When Shrubs Outgrow Their Welcome

By Catherine Wachs

A shrub planted too close to a walkway will be a constant maintenance chore.

A shrub planted too close to a walkway will be a constant maintenance chore.

As we age, we grow taller and wider (hopefully not too much!). So do our plants. Proper selection, placement and regular pruning are essential for keeping plants the size and shape we want them. If you buy a house and the previous owners never pruned their shrubs, these plants have probably outgrown their welcome. See Does your Garden Have Balls? Shrubs that grow 30’, like yews and hollies, can sometimes be renovated, but they will look like sad sticks for many years.

Here’s a list of plants that either remain small or are slow growing, so you get the maximum amount of time and enjoyment from your garden with the least amount of work!

P.J.M. Rhododendron is a slow growing, relatively compact hybrid of this spring blooming evergreen shrub. There are many varieties of P.J.M.s. Depending on the cultivar, most grow to about 3-6’ wide and tall. Flowers bloom in spring and come in shades of purple and pink. Leaves turn a lovely magenta brown in the fall. Most keep their leaves all winter. Does well in part or dappled shade. Rhodos prefer moist, acidic, well-drained soil. Their shallow roots must be kept mulched and the shrub should be protected from winter winds.

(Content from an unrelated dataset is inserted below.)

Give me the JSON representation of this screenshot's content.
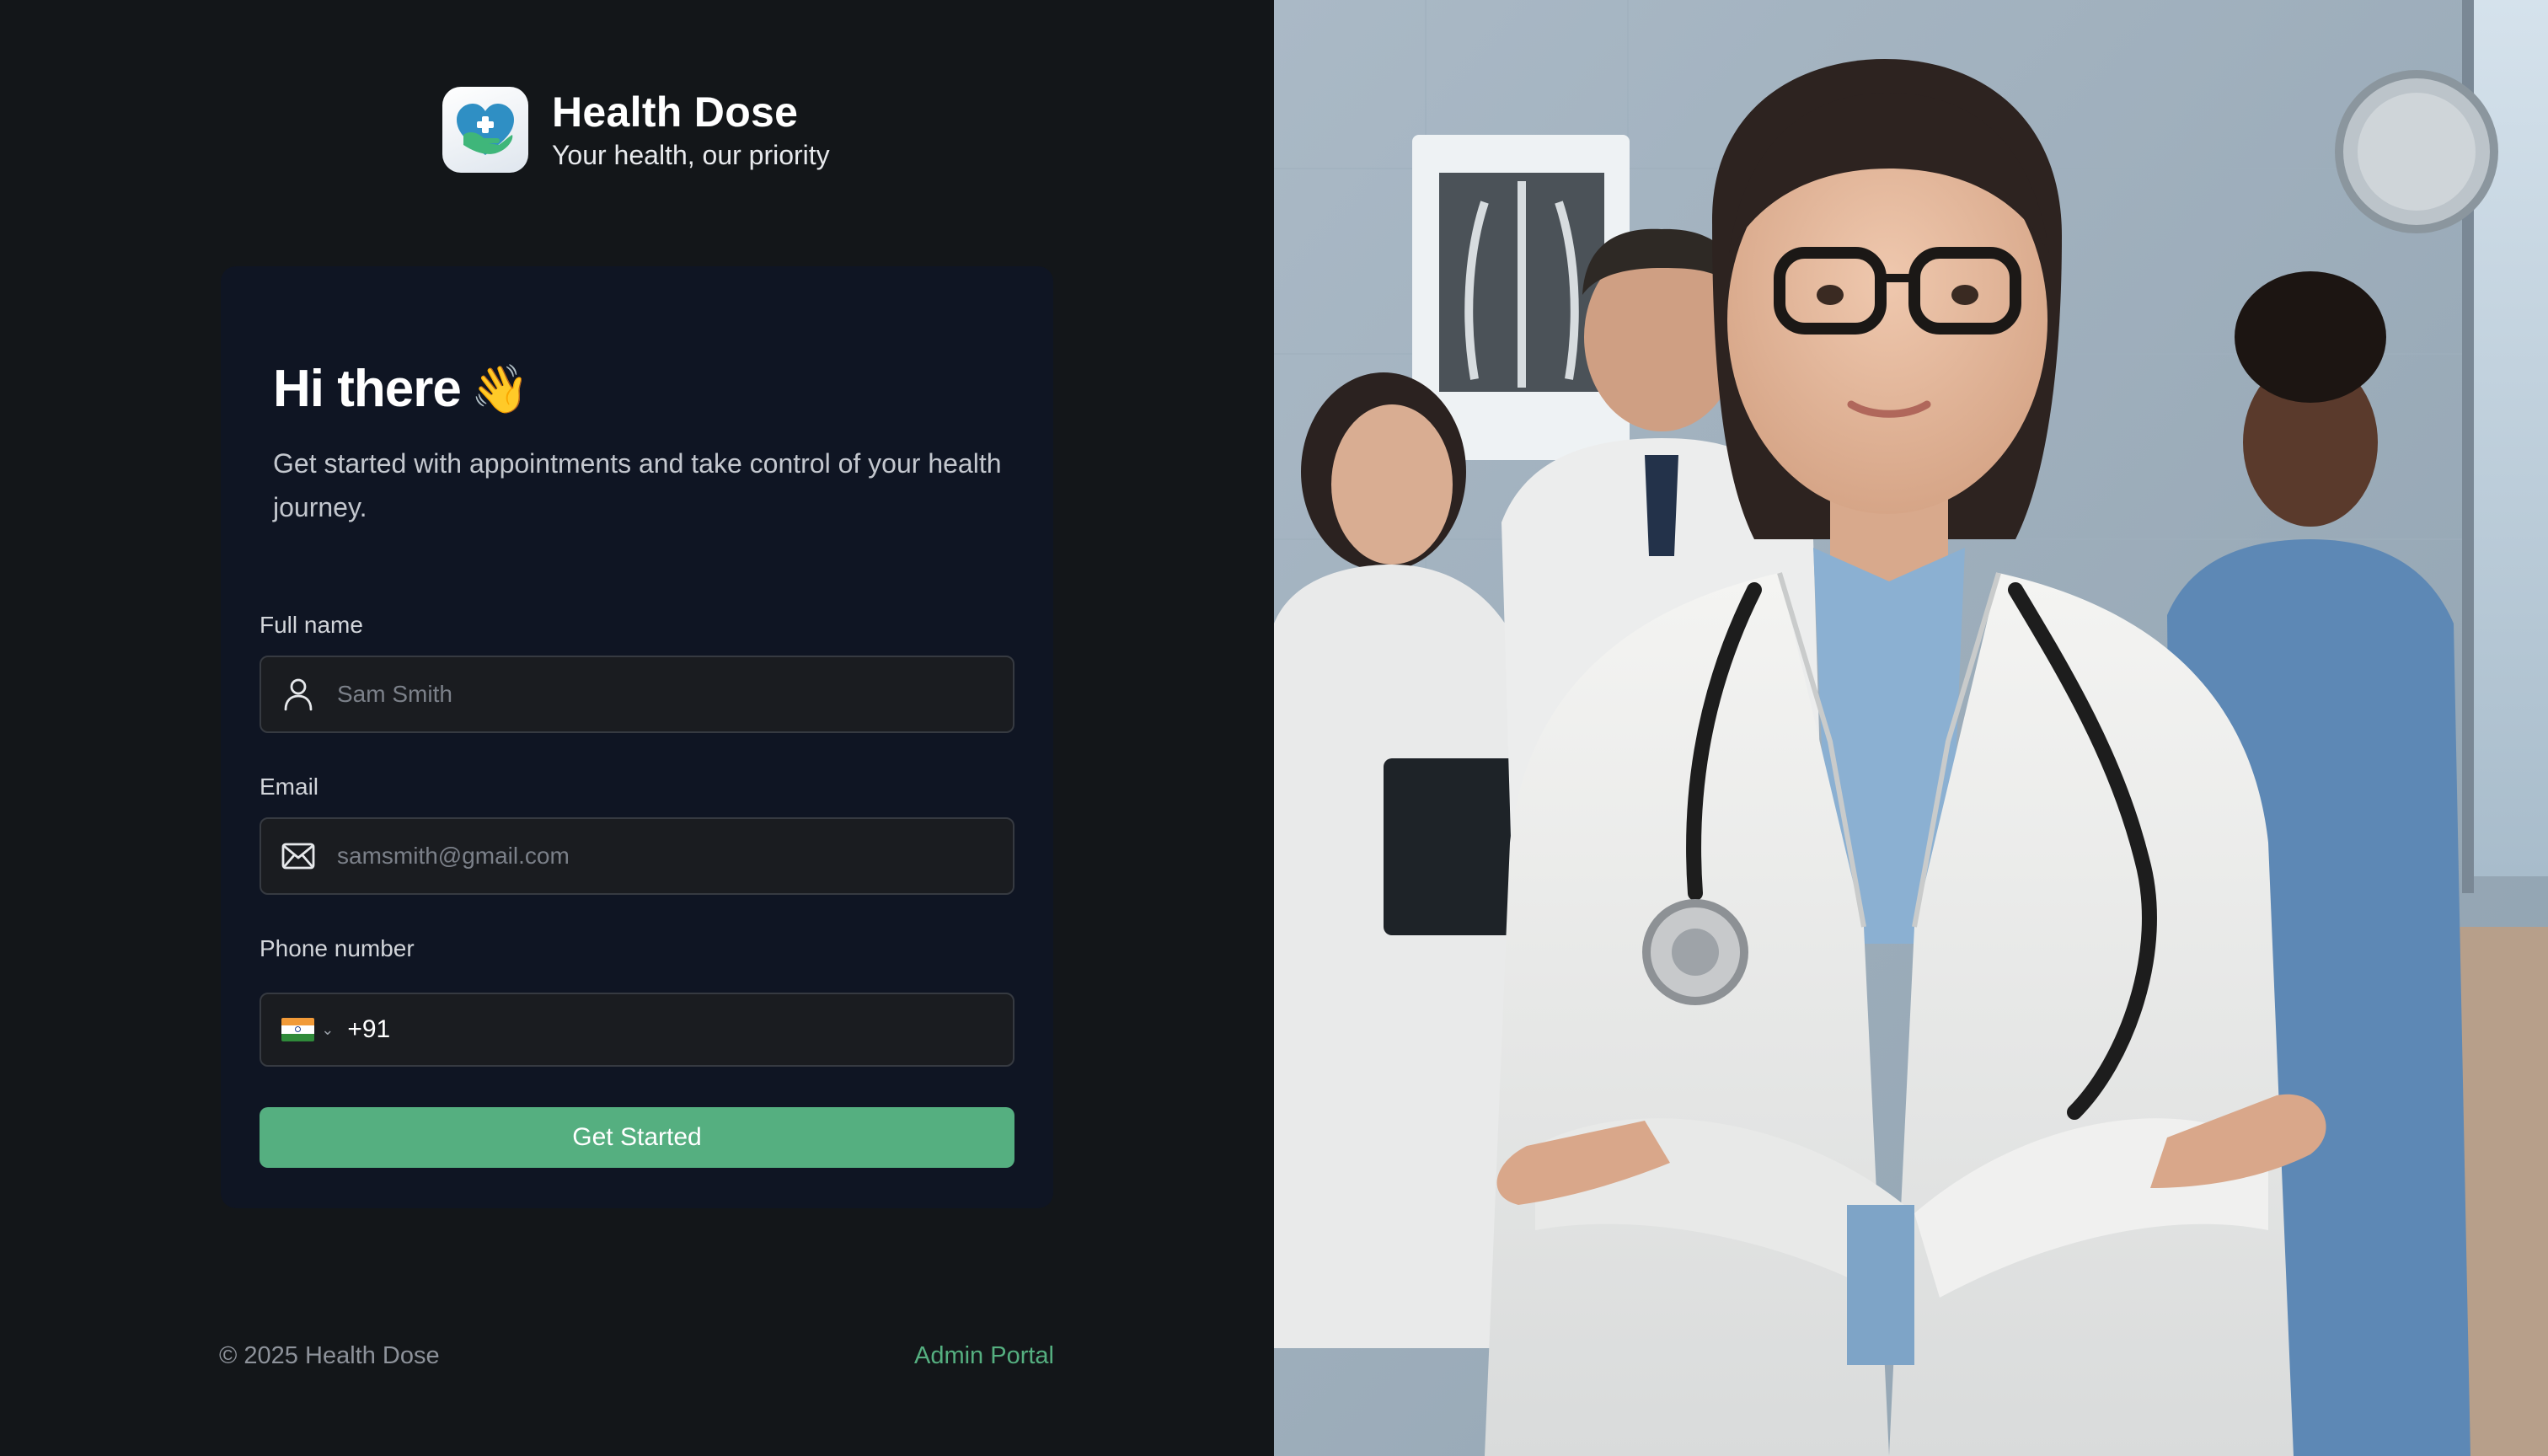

Boxwood (Buxus sempervirens) are versatile, slow growing evergreen shrubs. There are hundreds of varieties that grow in sun and shade. Most commonly used for hedging, boxwoods are easily shaped with hedge trimmers. American boxwood grows to about 15-20’ tall and wide. If you plant a 2’ baby, you will be well into old age before you see it get that big.

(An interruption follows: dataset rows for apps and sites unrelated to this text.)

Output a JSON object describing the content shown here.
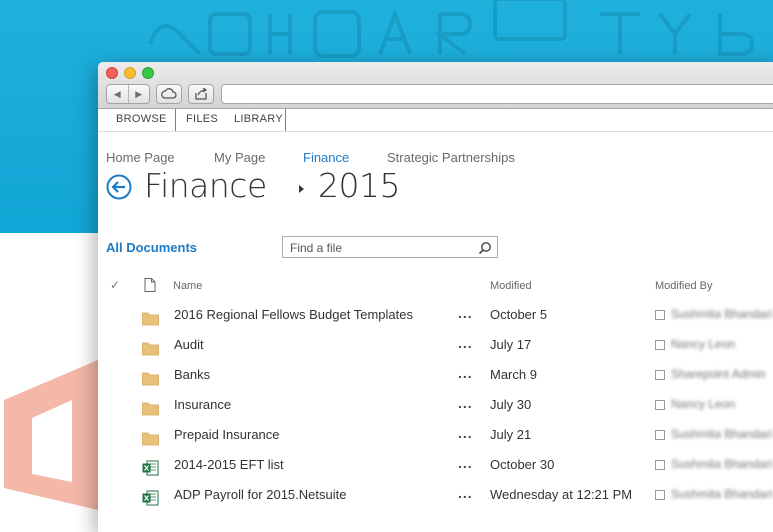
{
  "ribbon": {
    "tabs": [
      "BROWSE",
      "FILES",
      "LIBRARY"
    ]
  },
  "breadcrumb": {
    "items": [
      "Home Page",
      "My Page",
      "Finance",
      "Strategic Partnerships"
    ],
    "active_index": 2
  },
  "title": {
    "site": "Finance",
    "folder": "2015"
  },
  "view": {
    "label": "All Documents"
  },
  "search": {
    "placeholder": "Find a file"
  },
  "columns": {
    "name": "Name",
    "modified": "Modified",
    "modified_by": "Modified By"
  },
  "rows": [
    {
      "type": "folder",
      "name": "2016 Regional Fellows Budget Templates",
      "modified": "October 5",
      "modified_by": "Sushmita Bhandari"
    },
    {
      "type": "folder",
      "name": "Audit",
      "modified": "July 17",
      "modified_by": "Nancy Leon"
    },
    {
      "type": "folder",
      "name": "Banks",
      "modified": "March 9",
      "modified_by": "Sharepoint Admin"
    },
    {
      "type": "folder",
      "name": "Insurance",
      "modified": "July 30",
      "modified_by": "Nancy Leon"
    },
    {
      "type": "folder",
      "name": "Prepaid Insurance",
      "modified": "July 21",
      "modified_by": "Sushmita Bhandari"
    },
    {
      "type": "excel",
      "name": "2014-2015 EFT list",
      "modified": "October 30",
      "modified_by": "Sushmita Bhandari"
    },
    {
      "type": "excel",
      "name": "ADP Payroll for 2015.Netsuite",
      "modified": "Wednesday at 12:21 PM",
      "modified_by": "Sushmita Bhandari"
    }
  ],
  "more_actions_label": "...",
  "colors": {
    "accent": "#1e7bc6",
    "background": "#12a6d6",
    "folder": "#e8c27a",
    "excel": "#1f7244"
  }
}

Littleleaf Boxwood (Buxus microphylla ‘Compacta’) is more compact, growing 8-10” tall in the first 15 years. All boxwoods are extremely slow growing and will keep the shape you determine for many years with regular maintenance. One downside of their popularity is the boxwood blight, which has been particularly devastating to American and English boxwoods. Korean boxwood has shown less susceptibility to blight- growing 2.5’ tall x 3 to 4’ wide. Compact inkberry (Ilex glabra compacta) is a good native substitute growing 3’ by 3’, but it’s larger cousins get leggy over time.

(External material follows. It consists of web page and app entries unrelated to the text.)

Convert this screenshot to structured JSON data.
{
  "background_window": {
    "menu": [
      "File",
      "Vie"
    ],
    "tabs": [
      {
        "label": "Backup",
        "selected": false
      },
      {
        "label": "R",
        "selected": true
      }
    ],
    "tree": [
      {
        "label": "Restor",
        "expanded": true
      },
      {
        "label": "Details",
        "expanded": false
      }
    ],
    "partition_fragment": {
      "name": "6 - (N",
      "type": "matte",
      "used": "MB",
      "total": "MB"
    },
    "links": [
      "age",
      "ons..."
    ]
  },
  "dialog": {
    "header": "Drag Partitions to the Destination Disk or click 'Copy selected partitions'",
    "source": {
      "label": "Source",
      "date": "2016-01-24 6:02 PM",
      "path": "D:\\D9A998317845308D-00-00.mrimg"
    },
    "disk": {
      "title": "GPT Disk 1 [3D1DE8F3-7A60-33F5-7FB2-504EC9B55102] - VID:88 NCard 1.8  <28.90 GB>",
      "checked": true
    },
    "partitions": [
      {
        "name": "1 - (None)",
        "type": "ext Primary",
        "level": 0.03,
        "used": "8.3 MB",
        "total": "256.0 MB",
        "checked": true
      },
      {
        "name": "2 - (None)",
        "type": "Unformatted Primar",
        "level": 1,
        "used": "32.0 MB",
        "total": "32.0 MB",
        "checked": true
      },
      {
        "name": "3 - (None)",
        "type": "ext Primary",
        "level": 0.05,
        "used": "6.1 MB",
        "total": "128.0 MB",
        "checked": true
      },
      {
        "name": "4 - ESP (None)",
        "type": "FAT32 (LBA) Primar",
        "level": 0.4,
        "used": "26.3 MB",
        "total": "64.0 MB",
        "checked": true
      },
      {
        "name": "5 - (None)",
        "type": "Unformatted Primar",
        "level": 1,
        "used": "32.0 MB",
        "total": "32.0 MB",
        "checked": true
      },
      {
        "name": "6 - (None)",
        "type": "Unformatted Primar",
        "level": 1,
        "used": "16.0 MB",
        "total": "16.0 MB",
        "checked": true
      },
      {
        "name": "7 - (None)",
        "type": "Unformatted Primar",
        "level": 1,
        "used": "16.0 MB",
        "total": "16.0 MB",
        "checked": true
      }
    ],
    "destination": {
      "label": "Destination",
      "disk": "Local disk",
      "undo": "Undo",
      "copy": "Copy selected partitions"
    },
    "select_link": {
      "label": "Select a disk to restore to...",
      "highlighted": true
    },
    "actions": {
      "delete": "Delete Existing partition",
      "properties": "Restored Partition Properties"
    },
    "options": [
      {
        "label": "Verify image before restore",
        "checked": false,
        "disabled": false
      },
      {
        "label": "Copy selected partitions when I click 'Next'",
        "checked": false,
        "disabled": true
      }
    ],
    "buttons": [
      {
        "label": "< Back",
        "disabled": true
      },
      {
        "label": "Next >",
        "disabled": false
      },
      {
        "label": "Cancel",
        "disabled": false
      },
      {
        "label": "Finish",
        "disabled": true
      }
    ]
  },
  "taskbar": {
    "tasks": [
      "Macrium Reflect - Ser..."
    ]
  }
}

Dwarf Globe Blue Spruce (Picea pungens ‘Glauca Globosa’), with its evergreen, silvery blue foliage, is a stunner in the sunny landscape. While the non-dwarf form of this tree can grow to be 60-100’ tall, this deer-resistant, miniature cousin will only grow 3 to 5’ tall and 4-6’ wide with a rounded form.

Dwarf Alberta Spruce (Picea glauca ‘Conica’) is generally used as an accent plant, Slow growing from 6-8’ tall and 4-5’ wide, like all spruce, it has the added benefit of being distasteful to deer. This does well in northern Westchester in full sun. Hotter climes like the Sound Shore area are harder on these cold loving evergreens.

Little Lime Hydrangea (Hydrangea paniculata ‘Little Lime’) is a dwarf cultivar of the ‘Limelight’ Hydrangea. Little Lime is a deciduous shrub that grows no more than 3 to 5’ tall and wide. This particular hydrangea is summer blooming with whitish-green flowers that turn pink in the fall. It does well in sun and part shade.

A knowledgeable landscape designer will know the final size of the plants in her design, and will place them accordingly. The right plant in the right place will ensure your garden will grow full with low maintenance from you.